**INSTRUCTIONS TO FOLLOW:** Each entry should be duplicated exactly, with no line missing.

Items from a data source
BEGIN

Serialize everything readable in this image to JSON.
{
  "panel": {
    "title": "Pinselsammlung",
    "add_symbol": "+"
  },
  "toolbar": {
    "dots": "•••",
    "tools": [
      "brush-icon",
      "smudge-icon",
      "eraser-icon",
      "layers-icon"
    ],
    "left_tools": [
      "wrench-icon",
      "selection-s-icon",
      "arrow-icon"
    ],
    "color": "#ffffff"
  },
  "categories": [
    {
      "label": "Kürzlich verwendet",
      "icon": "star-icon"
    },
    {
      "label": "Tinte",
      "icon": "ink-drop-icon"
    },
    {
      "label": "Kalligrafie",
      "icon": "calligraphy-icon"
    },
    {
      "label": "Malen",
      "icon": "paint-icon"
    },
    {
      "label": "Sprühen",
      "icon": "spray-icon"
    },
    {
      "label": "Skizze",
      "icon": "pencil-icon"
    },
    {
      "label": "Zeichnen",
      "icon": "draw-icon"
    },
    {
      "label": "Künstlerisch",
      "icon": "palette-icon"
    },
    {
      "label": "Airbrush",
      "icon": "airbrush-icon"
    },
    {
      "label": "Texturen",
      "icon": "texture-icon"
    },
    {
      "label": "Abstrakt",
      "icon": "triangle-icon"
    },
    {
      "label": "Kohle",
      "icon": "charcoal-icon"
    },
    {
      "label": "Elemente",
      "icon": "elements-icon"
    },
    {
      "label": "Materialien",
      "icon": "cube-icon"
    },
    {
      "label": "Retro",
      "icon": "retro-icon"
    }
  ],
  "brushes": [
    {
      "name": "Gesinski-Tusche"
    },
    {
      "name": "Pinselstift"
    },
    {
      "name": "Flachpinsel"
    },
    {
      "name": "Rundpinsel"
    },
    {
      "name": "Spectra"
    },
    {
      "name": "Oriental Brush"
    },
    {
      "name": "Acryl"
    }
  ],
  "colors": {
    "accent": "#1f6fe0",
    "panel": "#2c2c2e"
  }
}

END

**COMPLETED EXERCISE:**
Serialize everything readable in this image to JSON.
{
  "panel": {
    "title": "Pinselsammlung",
    "add_symbol": "+"
  },
  "toolbar": {
    "dots": "•••",
    "tools": [
      "brush-icon",
      "smudge-icon",
      "eraser-icon",
      "layers-icon"
    ],
    "left_tools": [
      "wrench-icon",
      "selection-s-icon",
      "arrow-icon"
    ],
    "color": "#ffffff"
  },
  "categories": [
    {
      "label": "Kürzlich verwendet",
      "icon": "star-icon"
    },
    {
      "label": "Tinte",
      "icon": "ink-drop-icon"
    },
    {
      "label": "Kalligrafie",
      "icon": "calligraphy-icon"
    },
    {
      "label": "Malen",
      "icon": "paint-icon"
    },
    {
      "label": "Sprühen",
      "icon": "spray-icon"
    },
    {
      "label": "Skizze",
      "icon": "pencil-icon"
    },
    {
      "label": "Zeichnen",
      "icon": "draw-icon"
    },
    {
      "label": "Künstlerisch",
      "icon": "palette-icon"
    },
    {
      "label": "Airbrush",
      "icon": "airbrush-icon"
    },
    {
      "label": "Texturen",
      "icon": "texture-icon"
    },
    {
      "label": "Abstrakt",
      "icon": "triangle-icon"
    },
    {
      "label": "Kohle",
      "icon": "charcoal-icon"
    },
    {
      "label": "Elemente",
      "icon": "elements-icon"
    },
    {
      "label": "Materialien",
      "icon": "cube-icon"
    },
    {
      "label": "Retro",
      "icon": "retro-icon"
    }
  ],
  "brushes": [
    {
      "name": "Gesinski-Tusche"
    },
    {
      "name": "Pinselstift"
    },
    {
      "name": "Flachpinsel"
    },
    {
      "name": "Rundpinsel"
    },
    {
      "name": "Spectra"
    },
    {
      "name": "Oriental Brush"
    },
    {
      "name": "Acryl"
    }
  ],
  "colors": {
    "accent": "#1f6fe0",
    "panel": "#2c2c2e"
  }
}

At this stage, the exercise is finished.